I saw this icon recently at an exhibition at the Ballarat Art Gallery and was utterly transfixed. This particular piece is probably 15th to 17th century and is held in a private collection in Sydney. Known in Russia as Spas Blagoe Molchanie or ‘The Saviour of the Blessed Silence’ or alternatively ‘The Angel of Great Counsel’, it is an example of a complex iconographic type that is also represented in Greek iconography and associated with Hesychia, the personification of silence.
I was drawn immediately to the hands crossed over the chest in an elegant, star-shaped nimbus and the little winged seraphim hovering over the hands. Then I noticed the angel wings behind the subject and the star-shaped crown on the head. This is an icon of Christ, a young, beardless Christ. But, unusually, it represents Christ as an angel or messenger, the angel of the blessed silence – ‘angelos’, the word from which angel is derived, is the Greek word for messenger.
This icon is deeply mystical and symbolic. Christ is wearing an eight-pointed crown which is known in iconography as the star of the Ancient of Days and symbolises the six days of creation, the seventh day of rest and the Day of Eternity, which was there before creation and is essentially the eternal now of God. This is the Christ of John’s prologue, the eternally existing Word. The crown comprises two superimposed squares, one red, denoting the Passion, and the other olive green, denoting the spirituality of the Trinity. The little seraphim hovering above the hands is a symbol of the Nativity, but like many iconographic images, links the birth and the death of Christ, for this is the image of a crucified seraphim.
So we have here a representation of the Christ who eternally proceeds from the Father in sacred Silence and the Christ who was born in time to be the Suffering Servant who died in Silence. The icon of ‘The Saviour of the Blessed Silence’ draws heavily on Isaiah. ‘He was oppressed, and he was afflicted, yet he opened not his mouth: he is brought as a lamb to the slaughter, and as a sheep before her shearers is dumb, so he opened not his mouth.’ (Isaiah 53:7) Although not visible in the image above, the icon also bears the inscription: ‘the spirit of understanding’, ‘the spirit of wisdom’, and ‘the spirit of the fear of the Lord’. (Isaiah 11:2)
For comparison I include the image below of a modern Greek icon of Hesychia.

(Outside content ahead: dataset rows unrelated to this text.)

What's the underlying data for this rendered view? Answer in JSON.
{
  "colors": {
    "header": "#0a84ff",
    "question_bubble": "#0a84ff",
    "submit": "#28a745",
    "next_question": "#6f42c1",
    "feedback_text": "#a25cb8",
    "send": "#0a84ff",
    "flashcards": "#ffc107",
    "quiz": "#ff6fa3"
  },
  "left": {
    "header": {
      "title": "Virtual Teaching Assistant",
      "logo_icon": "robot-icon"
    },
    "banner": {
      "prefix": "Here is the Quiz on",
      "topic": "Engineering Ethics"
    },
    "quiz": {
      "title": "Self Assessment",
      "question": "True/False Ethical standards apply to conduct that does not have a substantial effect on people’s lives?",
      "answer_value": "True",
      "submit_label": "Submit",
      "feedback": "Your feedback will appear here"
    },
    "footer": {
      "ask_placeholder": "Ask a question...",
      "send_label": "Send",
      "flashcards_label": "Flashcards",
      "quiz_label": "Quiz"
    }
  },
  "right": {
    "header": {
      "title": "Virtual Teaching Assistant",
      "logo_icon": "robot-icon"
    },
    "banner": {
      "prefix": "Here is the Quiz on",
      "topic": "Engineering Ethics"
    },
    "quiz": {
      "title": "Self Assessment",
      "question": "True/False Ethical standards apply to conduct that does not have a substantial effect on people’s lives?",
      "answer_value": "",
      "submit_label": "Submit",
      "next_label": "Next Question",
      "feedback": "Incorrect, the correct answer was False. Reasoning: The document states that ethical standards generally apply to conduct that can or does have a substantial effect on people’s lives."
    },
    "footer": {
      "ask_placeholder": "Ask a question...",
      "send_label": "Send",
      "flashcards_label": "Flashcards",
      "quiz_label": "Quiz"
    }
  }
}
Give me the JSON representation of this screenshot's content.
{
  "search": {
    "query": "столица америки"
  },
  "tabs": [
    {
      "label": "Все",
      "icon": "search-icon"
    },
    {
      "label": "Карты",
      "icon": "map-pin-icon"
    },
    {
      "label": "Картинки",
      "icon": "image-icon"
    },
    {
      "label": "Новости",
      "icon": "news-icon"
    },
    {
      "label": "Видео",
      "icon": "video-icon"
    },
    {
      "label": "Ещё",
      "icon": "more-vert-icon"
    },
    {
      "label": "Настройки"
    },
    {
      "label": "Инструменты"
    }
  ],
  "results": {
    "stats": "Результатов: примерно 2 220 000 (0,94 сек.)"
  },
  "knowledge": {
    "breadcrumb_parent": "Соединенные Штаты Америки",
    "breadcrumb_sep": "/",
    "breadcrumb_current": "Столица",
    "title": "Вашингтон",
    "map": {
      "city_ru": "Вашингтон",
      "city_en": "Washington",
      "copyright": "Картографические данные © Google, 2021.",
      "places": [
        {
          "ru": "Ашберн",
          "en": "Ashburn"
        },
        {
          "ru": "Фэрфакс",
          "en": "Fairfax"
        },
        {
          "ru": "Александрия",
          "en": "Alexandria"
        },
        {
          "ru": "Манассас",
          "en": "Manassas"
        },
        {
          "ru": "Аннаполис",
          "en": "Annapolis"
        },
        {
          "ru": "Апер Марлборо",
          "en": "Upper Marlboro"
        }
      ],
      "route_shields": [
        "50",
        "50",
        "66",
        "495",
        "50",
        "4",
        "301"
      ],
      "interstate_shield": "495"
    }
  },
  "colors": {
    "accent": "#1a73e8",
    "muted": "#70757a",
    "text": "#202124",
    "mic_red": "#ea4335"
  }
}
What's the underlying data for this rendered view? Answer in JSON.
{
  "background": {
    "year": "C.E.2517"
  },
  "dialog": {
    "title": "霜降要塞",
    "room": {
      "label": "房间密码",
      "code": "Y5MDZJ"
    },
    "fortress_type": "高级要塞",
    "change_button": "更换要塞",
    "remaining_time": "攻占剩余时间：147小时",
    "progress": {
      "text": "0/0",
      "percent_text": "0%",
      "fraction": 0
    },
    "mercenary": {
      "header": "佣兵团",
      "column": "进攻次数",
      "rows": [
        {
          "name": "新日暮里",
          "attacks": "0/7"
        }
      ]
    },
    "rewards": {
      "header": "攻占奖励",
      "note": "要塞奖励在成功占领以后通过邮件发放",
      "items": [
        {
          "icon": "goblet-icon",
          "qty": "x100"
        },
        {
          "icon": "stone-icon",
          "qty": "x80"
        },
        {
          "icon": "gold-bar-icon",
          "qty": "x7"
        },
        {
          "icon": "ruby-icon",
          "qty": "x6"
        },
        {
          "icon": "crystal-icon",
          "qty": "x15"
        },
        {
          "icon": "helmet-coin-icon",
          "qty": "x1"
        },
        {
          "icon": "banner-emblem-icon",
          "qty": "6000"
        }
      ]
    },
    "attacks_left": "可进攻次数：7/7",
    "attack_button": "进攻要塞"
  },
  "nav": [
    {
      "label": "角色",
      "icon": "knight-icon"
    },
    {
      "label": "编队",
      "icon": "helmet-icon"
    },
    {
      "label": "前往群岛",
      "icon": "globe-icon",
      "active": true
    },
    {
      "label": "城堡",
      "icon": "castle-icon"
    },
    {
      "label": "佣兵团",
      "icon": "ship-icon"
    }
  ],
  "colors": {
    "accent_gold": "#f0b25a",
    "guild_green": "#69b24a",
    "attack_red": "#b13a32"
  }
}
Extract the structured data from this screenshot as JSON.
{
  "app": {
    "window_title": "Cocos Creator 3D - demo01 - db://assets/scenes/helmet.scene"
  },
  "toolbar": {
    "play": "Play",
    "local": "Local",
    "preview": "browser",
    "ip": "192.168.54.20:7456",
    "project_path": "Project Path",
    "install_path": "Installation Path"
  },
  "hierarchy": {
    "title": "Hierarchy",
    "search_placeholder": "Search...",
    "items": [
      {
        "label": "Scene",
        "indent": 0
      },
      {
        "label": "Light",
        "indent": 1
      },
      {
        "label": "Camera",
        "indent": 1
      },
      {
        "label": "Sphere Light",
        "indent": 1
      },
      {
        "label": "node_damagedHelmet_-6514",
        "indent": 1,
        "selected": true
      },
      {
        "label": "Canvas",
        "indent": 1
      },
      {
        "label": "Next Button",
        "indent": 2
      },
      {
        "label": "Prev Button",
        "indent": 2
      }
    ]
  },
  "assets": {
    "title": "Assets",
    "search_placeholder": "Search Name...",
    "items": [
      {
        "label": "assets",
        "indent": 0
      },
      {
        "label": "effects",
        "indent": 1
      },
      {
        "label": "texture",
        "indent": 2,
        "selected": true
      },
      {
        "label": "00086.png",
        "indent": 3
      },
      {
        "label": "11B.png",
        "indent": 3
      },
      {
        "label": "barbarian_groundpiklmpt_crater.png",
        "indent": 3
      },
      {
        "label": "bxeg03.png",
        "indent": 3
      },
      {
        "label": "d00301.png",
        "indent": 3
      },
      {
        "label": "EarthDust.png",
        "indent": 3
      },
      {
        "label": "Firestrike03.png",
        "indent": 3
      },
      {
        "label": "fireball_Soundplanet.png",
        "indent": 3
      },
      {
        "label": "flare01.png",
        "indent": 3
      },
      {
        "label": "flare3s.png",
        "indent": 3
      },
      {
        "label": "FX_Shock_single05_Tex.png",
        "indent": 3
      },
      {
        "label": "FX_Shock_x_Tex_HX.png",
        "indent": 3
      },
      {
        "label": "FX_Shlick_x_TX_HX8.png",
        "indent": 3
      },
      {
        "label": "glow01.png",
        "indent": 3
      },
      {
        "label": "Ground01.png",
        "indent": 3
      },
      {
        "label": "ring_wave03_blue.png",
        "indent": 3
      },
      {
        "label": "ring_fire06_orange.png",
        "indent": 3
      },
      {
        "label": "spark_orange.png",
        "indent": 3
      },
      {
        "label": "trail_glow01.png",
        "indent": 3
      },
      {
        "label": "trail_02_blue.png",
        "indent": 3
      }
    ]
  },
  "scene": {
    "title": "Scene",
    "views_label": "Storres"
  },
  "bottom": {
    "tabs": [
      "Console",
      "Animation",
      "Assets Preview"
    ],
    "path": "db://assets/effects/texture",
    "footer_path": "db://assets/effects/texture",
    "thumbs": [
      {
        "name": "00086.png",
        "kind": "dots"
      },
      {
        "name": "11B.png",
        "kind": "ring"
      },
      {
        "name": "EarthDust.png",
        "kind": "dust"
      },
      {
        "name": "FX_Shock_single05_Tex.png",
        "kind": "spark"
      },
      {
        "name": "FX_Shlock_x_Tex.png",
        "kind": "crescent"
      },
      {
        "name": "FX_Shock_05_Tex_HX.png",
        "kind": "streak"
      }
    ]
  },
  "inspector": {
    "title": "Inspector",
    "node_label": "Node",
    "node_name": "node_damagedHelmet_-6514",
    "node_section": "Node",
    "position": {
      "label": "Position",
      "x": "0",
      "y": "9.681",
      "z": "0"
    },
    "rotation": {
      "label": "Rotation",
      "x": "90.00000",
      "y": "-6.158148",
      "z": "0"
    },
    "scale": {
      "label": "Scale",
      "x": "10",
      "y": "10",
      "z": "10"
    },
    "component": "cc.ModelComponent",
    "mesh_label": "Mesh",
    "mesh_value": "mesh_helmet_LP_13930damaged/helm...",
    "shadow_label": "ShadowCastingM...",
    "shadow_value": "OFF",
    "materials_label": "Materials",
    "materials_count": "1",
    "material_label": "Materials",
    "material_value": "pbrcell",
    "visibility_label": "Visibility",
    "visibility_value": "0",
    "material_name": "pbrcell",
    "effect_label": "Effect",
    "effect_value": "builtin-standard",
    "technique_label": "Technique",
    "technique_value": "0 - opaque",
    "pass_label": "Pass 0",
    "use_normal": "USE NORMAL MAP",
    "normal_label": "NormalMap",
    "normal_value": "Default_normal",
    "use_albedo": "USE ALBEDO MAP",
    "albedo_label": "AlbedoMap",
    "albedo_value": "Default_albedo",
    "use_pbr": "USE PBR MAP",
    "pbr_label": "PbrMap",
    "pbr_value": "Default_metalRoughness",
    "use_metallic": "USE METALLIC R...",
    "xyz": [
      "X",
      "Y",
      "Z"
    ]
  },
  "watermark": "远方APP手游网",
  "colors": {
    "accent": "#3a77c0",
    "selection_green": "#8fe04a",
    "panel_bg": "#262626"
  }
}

My main source of information is the official catalogue notes from the exhibition: Eikon by Gordon Morrison, Alexander Grishin and Sophie Matthiesson.
Christopher Malcolm Knauf. 2015.